**Work instruction**
Here is a set of records. Copy them all exactly.

**Data for review**
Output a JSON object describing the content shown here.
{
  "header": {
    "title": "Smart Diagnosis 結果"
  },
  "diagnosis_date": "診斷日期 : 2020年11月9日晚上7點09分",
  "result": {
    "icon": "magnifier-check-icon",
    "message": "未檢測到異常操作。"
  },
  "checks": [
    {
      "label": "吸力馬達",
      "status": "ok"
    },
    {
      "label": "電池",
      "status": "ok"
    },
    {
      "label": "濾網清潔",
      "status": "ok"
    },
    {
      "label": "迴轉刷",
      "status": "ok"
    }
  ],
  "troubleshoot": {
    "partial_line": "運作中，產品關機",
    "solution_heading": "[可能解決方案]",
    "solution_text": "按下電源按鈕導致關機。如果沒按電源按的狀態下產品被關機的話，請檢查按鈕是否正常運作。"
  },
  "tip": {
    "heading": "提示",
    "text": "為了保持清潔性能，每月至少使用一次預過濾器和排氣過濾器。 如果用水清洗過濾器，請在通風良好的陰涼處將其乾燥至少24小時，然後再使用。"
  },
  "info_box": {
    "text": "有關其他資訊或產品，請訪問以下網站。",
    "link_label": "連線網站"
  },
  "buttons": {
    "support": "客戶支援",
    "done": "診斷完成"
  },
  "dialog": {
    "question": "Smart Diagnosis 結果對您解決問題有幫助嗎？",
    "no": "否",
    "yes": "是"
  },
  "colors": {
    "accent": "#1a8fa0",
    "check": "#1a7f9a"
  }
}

**Reply**
Output a JSON object describing the content shown here.
{
  "header": {
    "title": "Smart Diagnosis 結果"
  },
  "diagnosis_date": "診斷日期 : 2020年11月9日晚上7點09分",
  "result": {
    "icon": "magnifier-check-icon",
    "message": "未檢測到異常操作。"
  },
  "checks": [
    {
      "label": "吸力馬達",
      "status": "ok"
    },
    {
      "label": "電池",
      "status": "ok"
    },
    {
      "label": "濾網清潔",
      "status": "ok"
    },
    {
      "label": "迴轉刷",
      "status": "ok"
    }
  ],
  "troubleshoot": {
    "partial_line": "運作中，產品關機",
    "solution_heading": "[可能解決方案]",
    "solution_text": "按下電源按鈕導致關機。如果沒按電源按的狀態下產品被關機的話，請檢查按鈕是否正常運作。"
  },
  "tip": {
    "heading": "提示",
    "text": "為了保持清潔性能，每月至少使用一次預過濾器和排氣過濾器。 如果用水清洗過濾器，請在通風良好的陰涼處將其乾燥至少24小時，然後再使用。"
  },
  "info_box": {
    "text": "有關其他資訊或產品，請訪問以下網站。",
    "link_label": "連線網站"
  },
  "buttons": {
    "support": "客戶支援",
    "done": "診斷完成"
  },
  "dialog": {
    "question": "Smart Diagnosis 結果對您解決問題有幫助嗎？",
    "no": "否",
    "yes": "是"
  },
  "colors": {
    "accent": "#1a8fa0",
    "check": "#1a7f9a"
  }
}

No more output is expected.